bursa-, burso-, burs-
(Greek > Latin: bag, sac, saclike; purse)
A downdraft, or downburst, is a column of sinking air that is capable of producing damaging straight-line winds of over 150 mph (240 km/h), similar to, but distinguishable from tornadoes.
Downburst damage will radiate from a central point as the descending column spreads out when impacting the surface, whereas tornado damage tends towards convergent damage consistent with rotating winds.
The bursa is a closed fluid-filled sac that functions to provide a gliding surface to reduce friction between tissues of the body. When the bursa becomes inflamed, the condition is known as bursitis.
2. A sum of money collected as a gift or offered as a prize; especially, the total sum of money offered in prizes: "He entered the race hoping to win the purse of over $50,000."
3. An amount of money which is available for spending: "Congress overestimated the size of the public purse that would be available for spending."
4. Etymology: from Old English pursa, "little bag made of leather"; from Medieval Latin bursa, "purse"; from Late Latin, a variant of byrsa, "animal hide"; from Greek byrsa, "hide (skin), leather".
2. Payment made to someone for out-of-pocket expenses that a person has incurred.

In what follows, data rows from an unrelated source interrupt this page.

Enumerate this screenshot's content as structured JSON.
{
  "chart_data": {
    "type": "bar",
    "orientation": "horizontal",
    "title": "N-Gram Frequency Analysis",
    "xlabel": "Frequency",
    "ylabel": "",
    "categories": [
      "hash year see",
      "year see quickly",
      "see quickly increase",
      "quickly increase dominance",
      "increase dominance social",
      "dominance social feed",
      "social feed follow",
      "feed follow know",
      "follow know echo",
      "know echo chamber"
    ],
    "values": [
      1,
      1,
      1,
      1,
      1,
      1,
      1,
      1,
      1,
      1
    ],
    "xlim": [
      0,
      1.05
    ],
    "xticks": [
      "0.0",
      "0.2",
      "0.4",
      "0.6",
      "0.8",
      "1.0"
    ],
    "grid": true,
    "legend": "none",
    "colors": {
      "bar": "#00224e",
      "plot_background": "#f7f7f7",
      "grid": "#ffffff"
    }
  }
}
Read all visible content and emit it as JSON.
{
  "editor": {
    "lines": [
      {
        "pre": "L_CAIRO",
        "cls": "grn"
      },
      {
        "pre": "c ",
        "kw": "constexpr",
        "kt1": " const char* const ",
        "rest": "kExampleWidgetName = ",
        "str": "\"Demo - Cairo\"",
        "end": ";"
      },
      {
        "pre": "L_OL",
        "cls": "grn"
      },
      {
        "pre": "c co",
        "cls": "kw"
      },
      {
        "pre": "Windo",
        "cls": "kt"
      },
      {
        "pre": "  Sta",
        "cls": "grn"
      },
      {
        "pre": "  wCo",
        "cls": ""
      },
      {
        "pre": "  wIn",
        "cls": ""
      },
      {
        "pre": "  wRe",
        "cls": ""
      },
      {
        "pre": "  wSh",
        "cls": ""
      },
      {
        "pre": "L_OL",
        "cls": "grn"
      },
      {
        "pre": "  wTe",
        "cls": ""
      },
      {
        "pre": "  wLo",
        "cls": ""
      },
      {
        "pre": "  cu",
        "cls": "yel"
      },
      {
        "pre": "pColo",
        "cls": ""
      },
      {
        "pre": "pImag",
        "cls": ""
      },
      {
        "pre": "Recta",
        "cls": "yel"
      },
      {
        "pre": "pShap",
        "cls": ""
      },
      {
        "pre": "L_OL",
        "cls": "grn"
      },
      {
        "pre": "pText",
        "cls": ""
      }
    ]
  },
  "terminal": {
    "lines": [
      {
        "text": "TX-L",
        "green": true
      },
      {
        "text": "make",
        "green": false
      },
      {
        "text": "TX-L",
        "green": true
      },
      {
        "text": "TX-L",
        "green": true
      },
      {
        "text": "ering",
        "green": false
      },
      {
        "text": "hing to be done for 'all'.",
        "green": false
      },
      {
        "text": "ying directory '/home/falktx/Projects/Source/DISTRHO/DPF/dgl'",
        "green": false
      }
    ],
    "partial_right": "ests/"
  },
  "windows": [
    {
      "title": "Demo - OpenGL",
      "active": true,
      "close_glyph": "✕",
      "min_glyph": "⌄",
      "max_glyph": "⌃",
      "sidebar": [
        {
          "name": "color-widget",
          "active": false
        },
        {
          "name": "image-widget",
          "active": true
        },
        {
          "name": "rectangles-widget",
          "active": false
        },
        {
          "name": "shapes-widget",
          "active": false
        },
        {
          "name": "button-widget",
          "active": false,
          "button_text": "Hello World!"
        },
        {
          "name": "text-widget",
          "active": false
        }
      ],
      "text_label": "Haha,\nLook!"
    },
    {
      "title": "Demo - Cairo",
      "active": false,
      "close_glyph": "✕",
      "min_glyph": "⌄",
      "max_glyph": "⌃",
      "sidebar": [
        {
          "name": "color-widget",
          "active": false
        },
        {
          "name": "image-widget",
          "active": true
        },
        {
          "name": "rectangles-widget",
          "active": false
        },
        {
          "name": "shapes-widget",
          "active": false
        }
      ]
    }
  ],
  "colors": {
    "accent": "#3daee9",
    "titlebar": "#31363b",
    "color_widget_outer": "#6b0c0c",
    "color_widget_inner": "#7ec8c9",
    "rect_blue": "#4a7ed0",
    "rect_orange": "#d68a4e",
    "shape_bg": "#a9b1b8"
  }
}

3. Etymology: from re-, "back" + imburse, "to pay, to enrich"; literally, "put in a purse"; from Middle French embourser, from Old French em-, "in" + borser, "to get money"; from borse, "purse" from Medieval Latin bursa.